  • Personal Caregiver: Available on the iPhone free of charge. Personal Caregiver tracks medications ensuring care recipients with multiple medications are given the proper dosage and are alerted of when care receivers need refills. This app also allows you to monitor the medications of up to three people in case you want to track your own medications or another family members. For $9.99 you can also receive FDA recall alerts and more detailed medication information.
  • Tell My Geo: Available on the Android for $9.95 a month. Tell My Geo is a personal-health-record app that allows health providers and emergency responders the opportunity to access the user’s medical history. This app also has a GPS locator so caregivers can track lost loved ones, this app is especially helpful for caregivers who are caring for those with Alzheimer’s disease.
  • Pain Care: Available on the iPhone and Android free of charge. This app helps translate the pain loved ones are feeling if they can no longer talk due to a medical condition. Patients can indicate pain levels by tapping on frowning or smiling faces in addition to the location of the pain and its duration. Medical professionals can access the app in order to adjust treatments and medications as needed.
  • iBiomed: Available for iPhone free of charge. The iBiomed app is a comprehensive app that acts as a one-stop-shop for caregiving that includes all of your loved one’s medical information. There is a mobile log book for prescriptions, supplements, diets, allergies; portable medical records; and a journal so you can easily access foods, behaviors, reactions etc. You can also share your stories with caregivers through an online forum.
  • Betty Crocker Cookbook: Available for iPhone. Caregivers preparing meals can access the app for menu planning that is suited to your loved one’s specific dietary and nutritional requirements.

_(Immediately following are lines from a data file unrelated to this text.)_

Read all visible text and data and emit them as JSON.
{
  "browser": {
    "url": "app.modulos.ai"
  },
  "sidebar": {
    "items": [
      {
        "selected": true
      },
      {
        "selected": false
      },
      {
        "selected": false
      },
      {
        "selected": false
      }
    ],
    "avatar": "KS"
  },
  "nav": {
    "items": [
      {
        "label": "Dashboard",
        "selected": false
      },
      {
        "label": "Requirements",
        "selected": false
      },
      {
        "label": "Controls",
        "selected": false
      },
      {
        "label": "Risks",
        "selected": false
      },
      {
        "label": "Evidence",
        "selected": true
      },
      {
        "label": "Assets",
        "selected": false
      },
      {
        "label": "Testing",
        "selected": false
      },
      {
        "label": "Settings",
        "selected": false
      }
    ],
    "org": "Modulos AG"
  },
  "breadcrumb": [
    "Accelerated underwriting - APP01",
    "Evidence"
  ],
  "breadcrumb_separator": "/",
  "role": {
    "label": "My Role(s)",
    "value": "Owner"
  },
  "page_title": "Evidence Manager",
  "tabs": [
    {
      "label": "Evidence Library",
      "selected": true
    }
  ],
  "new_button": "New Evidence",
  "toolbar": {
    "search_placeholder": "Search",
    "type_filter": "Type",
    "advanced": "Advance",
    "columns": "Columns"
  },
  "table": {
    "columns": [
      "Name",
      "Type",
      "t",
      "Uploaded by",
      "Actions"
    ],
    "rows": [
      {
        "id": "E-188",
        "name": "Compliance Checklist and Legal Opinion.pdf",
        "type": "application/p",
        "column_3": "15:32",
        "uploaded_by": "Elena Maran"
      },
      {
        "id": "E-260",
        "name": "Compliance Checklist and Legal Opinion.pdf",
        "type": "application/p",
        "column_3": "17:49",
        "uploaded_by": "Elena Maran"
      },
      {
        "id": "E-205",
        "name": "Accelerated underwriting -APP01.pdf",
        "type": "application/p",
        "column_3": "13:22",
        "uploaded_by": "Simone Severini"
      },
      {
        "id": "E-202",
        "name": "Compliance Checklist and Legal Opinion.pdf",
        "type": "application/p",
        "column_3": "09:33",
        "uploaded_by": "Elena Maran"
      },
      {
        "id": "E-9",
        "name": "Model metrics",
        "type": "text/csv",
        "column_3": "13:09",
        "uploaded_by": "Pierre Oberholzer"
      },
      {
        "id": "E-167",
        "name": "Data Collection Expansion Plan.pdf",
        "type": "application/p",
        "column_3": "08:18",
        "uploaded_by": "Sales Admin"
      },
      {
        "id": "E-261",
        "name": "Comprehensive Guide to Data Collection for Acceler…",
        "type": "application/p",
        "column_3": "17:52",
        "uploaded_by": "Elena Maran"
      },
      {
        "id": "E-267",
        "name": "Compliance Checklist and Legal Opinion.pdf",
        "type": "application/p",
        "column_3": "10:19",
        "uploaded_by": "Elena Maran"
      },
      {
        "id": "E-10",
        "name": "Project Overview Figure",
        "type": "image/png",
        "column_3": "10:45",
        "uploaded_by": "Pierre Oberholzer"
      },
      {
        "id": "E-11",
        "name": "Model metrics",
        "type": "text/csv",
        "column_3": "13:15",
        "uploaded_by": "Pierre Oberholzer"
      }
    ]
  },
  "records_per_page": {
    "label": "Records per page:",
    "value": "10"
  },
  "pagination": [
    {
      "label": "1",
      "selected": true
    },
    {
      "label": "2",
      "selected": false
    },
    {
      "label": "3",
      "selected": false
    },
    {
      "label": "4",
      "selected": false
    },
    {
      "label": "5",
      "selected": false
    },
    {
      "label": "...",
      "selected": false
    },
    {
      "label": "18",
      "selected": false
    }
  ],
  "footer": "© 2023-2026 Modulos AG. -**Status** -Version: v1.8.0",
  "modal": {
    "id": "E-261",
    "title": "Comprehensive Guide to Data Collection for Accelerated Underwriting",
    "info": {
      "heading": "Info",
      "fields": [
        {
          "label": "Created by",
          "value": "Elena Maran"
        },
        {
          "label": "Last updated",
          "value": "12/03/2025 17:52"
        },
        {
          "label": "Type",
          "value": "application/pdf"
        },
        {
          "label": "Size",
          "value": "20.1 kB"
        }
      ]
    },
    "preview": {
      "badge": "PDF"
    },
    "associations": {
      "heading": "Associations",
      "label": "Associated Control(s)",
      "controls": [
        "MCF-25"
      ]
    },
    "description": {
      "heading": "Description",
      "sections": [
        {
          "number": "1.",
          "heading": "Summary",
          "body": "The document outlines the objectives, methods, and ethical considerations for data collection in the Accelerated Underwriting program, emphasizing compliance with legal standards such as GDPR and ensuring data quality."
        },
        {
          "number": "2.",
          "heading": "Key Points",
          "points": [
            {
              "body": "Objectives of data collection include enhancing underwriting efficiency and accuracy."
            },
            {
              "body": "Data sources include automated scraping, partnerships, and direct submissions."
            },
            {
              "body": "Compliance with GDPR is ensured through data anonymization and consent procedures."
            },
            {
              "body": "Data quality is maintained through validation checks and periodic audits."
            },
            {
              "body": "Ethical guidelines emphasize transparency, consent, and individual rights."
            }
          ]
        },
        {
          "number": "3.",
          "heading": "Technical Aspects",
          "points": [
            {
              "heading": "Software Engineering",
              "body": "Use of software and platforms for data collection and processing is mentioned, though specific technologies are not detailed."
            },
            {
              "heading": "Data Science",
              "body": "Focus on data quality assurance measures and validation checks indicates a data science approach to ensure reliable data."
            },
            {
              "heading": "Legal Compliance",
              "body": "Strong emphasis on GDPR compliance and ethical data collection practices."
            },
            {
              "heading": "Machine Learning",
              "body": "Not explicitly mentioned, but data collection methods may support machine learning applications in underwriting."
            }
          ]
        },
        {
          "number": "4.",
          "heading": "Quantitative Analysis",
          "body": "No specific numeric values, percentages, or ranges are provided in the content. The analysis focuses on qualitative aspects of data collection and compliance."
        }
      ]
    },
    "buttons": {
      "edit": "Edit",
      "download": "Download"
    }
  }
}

The bevy of apps available for caregivers today is truly amazing, check out your smartphone for more information on these apps and others. And remember, before purchasing any app it is always a good idea to reference app reviews on reputable websites to ensure their safety and reliability.